SLACK et al. v. METROPOLITAN TRUST CO. OF CALIFORNIA et al.
This is an appeal by the plaintiffs from a judgment in an action based upon a mortgage certificate; i. e., a written contract on the part of the Security Investment Company to pay money to the plaintiffs, and an ancillary contract between the said company and the Metropolitan Trust Company, made for the benefit of the plaintiffs, whereby the trust company, it was alleged, agreed in case of default to pay the sum due on said certificate out of funds of the security company in the possession of the trust company. The case was tried on the merits, but, after the evidence was closed, the court held that before the plaintiffs could recover it was necsary for them to allege and prove that the trust company had moneys in its possession which were payable toward the plaintiffs' certificate at the time demand was made upon it. On two different occasions the plaintiffs moved the court for permission to amend their complaint for the purpose of setting up such allegation. The court denied said motions and rendered, first, a judgment on the merits in favor of defendants, but finally it changed the judgment to read “without prejudice to plaintiffs to maintain another action against the defendants upon the mortgage certificate referred to in the complaint.” It is the contention of the plaintiffs that the court erred in denying their motions for permission to amend the complaint and that the court erred in rendering a judgment “without prejudice.”
It will be observed that the proposed amendment did not set up a new cause of action, neither did it in any way seek to change the nature of the action.
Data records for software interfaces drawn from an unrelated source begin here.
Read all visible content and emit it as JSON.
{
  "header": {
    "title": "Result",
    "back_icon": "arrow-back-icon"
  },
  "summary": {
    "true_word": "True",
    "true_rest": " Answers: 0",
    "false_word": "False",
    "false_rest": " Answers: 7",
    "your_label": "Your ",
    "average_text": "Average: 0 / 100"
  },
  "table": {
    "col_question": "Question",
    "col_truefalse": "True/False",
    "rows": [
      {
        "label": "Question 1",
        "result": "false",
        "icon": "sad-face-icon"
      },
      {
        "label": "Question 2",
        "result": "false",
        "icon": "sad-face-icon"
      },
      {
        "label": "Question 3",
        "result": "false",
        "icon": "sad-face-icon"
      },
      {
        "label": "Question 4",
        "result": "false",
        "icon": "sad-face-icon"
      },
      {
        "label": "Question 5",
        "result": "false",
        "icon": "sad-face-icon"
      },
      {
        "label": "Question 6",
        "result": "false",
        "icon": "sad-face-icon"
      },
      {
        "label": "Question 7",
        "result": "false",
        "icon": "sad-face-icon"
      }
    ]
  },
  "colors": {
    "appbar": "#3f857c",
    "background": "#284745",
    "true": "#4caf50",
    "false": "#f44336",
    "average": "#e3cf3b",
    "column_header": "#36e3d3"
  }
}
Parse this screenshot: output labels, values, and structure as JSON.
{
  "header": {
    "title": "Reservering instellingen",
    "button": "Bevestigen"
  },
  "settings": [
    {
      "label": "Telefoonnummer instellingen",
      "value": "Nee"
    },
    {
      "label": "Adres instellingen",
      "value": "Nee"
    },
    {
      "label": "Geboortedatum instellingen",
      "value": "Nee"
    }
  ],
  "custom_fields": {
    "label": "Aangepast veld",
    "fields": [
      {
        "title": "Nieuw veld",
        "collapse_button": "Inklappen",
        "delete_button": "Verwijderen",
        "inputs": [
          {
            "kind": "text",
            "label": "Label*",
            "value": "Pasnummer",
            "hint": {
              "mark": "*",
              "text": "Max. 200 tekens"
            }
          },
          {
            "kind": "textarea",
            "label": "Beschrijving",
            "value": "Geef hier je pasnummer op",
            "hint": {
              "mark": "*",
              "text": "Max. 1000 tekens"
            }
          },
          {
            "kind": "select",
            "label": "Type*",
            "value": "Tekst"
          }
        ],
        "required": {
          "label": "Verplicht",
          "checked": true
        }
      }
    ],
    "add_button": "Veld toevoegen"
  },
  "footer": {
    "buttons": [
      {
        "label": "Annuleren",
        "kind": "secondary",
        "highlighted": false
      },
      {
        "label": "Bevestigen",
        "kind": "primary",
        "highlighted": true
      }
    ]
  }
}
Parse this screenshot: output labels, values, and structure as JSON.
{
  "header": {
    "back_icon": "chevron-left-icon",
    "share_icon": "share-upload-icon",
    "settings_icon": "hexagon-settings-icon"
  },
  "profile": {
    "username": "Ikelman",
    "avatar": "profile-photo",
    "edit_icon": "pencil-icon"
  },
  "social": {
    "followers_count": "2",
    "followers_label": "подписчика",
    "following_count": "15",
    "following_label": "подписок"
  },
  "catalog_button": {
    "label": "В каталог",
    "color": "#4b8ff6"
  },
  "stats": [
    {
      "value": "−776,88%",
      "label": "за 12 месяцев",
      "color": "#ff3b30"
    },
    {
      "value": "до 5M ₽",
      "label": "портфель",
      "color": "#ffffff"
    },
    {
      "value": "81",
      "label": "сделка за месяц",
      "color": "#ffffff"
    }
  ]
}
Where justice will be served by permitting an amendment, and the rights of other parties are not prejudiced, a court may not arbitrarily deny a motion to amend. Amendments should be liberally allowed in order to secure fair and speedy trials on the merits, and in this case the denial of the motion to amend was an abuse of discretion.
Likewise the court erred in refusing to render a judgment on the merits. The plaintiffs were knocking at the door, asking for justice. As it was said in olden time, “What man is there of you, whom if his son ask bread, will he give him a stone?” Chief Justice Waste, speaking for the court in the case of Milo v. Prior, 210 Cal. 569, 292 P. 647, 648, said with more direct applicability, “A cause tried and submitted on its merits should never result in a judgment without prejudice.”
We concur: STEPHENS, P. J.; FRICKE, Justice pro tem.